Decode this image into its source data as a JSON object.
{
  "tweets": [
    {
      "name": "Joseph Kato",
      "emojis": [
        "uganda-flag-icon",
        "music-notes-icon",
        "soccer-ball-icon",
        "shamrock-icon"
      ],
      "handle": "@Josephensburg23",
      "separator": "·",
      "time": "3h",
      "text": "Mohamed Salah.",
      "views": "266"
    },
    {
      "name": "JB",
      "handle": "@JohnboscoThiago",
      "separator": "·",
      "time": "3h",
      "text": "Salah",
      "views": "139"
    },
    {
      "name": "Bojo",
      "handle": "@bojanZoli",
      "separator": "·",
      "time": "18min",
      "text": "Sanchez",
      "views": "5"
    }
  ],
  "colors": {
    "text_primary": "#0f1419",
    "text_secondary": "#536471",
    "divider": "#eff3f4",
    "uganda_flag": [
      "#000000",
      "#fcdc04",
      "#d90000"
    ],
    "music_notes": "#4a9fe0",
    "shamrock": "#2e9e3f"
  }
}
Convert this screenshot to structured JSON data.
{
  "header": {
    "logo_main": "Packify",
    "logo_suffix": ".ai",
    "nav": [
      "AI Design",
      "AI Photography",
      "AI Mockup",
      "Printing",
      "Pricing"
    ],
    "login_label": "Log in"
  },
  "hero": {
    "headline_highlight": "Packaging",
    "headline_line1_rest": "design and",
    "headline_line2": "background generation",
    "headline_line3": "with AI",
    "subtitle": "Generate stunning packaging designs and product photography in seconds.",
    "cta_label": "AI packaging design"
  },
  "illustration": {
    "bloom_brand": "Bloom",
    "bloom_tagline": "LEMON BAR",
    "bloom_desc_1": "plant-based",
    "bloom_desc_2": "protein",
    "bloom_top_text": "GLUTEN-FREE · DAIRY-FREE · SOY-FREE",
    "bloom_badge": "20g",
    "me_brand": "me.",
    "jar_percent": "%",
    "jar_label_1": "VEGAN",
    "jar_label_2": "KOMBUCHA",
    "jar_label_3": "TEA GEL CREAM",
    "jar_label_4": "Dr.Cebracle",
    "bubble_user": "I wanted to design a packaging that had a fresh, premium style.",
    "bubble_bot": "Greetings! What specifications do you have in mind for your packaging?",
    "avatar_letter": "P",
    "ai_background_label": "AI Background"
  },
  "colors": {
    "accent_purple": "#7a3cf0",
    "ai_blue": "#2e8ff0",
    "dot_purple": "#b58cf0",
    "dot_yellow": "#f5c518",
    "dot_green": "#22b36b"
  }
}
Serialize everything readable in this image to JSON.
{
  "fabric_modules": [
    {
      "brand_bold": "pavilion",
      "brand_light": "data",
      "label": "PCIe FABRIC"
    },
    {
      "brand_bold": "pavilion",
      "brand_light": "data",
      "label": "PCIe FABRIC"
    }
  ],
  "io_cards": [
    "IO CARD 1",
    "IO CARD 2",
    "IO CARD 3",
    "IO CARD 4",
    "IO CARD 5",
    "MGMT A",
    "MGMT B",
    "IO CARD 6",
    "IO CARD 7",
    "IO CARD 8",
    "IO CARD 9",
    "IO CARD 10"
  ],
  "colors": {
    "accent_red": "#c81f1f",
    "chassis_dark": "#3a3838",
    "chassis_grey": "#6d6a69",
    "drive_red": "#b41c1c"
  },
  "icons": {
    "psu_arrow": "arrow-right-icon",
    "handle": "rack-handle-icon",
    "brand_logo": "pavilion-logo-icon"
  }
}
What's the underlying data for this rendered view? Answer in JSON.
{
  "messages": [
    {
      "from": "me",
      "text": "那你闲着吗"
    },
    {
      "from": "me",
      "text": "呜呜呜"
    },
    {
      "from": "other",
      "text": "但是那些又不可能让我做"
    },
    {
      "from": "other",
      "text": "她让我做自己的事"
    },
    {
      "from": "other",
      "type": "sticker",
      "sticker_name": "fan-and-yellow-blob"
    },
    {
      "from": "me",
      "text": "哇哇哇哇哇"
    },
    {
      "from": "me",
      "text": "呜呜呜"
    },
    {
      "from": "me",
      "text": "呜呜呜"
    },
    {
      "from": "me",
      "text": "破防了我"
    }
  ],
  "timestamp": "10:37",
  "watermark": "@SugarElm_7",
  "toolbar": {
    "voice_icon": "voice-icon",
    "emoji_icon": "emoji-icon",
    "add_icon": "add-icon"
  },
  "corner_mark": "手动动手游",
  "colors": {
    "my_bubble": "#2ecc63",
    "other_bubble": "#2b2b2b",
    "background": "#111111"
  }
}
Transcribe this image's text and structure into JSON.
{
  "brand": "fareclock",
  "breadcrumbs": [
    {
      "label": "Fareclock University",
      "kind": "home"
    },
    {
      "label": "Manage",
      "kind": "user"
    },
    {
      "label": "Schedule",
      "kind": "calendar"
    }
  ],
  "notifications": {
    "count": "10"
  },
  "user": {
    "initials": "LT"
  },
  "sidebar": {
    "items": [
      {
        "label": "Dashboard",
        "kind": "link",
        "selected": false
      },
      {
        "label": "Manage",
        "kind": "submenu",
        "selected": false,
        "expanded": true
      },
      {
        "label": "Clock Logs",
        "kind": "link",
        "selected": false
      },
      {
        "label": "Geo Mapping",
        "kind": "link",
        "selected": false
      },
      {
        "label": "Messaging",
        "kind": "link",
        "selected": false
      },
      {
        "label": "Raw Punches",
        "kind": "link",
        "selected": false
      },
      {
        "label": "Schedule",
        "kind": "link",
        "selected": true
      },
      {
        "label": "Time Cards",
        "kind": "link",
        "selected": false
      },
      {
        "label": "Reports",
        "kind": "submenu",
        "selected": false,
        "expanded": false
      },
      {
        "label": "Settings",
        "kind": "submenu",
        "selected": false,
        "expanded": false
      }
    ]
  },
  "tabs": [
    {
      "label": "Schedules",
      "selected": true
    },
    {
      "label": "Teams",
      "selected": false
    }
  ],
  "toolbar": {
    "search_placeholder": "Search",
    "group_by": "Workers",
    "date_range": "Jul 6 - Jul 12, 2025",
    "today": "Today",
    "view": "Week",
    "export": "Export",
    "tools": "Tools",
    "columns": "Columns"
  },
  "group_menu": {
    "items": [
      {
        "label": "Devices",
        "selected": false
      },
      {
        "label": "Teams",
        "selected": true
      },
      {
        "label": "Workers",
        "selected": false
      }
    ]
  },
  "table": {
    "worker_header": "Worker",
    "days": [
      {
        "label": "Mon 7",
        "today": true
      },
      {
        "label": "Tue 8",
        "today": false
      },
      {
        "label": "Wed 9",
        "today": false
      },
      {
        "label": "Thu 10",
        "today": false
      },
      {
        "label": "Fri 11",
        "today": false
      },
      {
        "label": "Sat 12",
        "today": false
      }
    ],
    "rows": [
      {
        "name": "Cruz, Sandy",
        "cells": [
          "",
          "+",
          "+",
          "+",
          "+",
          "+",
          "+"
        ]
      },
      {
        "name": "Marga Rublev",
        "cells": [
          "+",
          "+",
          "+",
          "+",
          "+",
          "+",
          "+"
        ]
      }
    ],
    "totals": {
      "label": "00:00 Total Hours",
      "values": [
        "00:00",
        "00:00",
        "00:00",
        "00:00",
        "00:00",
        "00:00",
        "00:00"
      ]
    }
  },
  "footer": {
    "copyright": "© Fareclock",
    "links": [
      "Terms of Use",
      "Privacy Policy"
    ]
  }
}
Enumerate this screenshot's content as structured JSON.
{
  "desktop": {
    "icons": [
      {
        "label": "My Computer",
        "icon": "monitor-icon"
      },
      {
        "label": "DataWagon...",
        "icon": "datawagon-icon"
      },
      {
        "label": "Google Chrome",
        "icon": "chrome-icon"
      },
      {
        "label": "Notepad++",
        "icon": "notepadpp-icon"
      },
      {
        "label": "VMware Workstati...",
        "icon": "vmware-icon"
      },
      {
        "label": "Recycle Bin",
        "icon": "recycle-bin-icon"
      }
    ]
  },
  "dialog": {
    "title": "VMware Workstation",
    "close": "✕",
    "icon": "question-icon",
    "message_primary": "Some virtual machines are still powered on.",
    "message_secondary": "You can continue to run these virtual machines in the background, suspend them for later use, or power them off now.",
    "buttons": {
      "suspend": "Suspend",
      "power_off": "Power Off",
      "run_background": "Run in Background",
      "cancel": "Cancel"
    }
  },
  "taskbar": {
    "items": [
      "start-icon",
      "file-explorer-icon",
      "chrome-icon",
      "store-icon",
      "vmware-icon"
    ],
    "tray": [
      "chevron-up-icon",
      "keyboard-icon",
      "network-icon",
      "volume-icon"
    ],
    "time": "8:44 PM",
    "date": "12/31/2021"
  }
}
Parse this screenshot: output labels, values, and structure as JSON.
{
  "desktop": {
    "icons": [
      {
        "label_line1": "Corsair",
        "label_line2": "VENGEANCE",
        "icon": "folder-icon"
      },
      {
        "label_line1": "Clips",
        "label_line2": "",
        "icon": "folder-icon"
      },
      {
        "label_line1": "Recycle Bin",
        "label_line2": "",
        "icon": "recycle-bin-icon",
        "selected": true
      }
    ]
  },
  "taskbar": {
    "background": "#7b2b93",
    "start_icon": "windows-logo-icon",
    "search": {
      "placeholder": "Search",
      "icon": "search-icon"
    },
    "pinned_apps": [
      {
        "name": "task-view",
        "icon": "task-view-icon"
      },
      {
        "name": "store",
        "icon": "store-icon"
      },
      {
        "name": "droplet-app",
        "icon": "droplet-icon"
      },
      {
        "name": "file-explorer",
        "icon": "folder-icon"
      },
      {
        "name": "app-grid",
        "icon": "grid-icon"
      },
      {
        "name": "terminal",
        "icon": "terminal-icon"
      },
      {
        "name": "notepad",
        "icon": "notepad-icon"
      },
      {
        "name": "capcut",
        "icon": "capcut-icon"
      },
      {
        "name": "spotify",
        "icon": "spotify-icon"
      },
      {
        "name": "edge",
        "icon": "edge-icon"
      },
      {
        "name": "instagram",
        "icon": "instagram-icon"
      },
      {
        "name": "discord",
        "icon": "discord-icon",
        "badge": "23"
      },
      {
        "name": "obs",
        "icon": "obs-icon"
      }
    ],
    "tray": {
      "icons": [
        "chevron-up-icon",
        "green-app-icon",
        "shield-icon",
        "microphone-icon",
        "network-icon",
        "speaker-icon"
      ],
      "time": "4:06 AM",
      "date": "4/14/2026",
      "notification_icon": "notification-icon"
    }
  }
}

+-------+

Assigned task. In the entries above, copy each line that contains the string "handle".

Answer.
      "handle": "@Josephensburg23",
      "handle": "@JohnboscoThiago",
      "handle": "@bojanZoli",
    "handle": "rack-handle-icon",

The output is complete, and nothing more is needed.